● **EXERCISE REQUIREMENTS**: Every record below is to be retyped exactly.

┄┄┄┄┄┄┄┄┄┄

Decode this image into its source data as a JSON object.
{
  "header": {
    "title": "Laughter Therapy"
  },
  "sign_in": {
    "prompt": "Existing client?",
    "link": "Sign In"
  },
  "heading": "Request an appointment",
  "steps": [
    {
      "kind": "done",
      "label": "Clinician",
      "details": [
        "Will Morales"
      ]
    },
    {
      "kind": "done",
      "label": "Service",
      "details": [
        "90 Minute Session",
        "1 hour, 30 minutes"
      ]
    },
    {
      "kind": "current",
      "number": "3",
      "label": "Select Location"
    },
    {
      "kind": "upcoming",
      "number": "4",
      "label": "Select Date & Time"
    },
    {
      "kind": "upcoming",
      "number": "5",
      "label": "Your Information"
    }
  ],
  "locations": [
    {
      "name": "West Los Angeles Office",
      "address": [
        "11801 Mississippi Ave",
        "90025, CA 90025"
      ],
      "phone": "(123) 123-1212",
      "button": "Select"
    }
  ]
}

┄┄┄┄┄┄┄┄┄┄

● **ANSWER BELOW**:
Decode this image into its source data as a JSON object.
{
  "header": {
    "title": "Laughter Therapy"
  },
  "sign_in": {
    "prompt": "Existing client?",
    "link": "Sign In"
  },
  "heading": "Request an appointment",
  "steps": [
    {
      "kind": "done",
      "label": "Clinician",
      "details": [
        "Will Morales"
      ]
    },
    {
      "kind": "done",
      "label": "Service",
      "details": [
        "90 Minute Session",
        "1 hour, 30 minutes"
      ]
    },
    {
      "kind": "current",
      "number": "3",
      "label": "Select Location"
    },
    {
      "kind": "upcoming",
      "number": "4",
      "label": "Select Date & Time"
    },
    {
      "kind": "upcoming",
      "number": "5",
      "label": "Your Information"
    }
  ],
  "locations": [
    {
      "name": "West Los Angeles Office",
      "address": [
        "11801 Mississippi Ave",
        "90025, CA 90025"
      ],
      "phone": "(123) 123-1212",
      "button": "Select"
    }
  ]
}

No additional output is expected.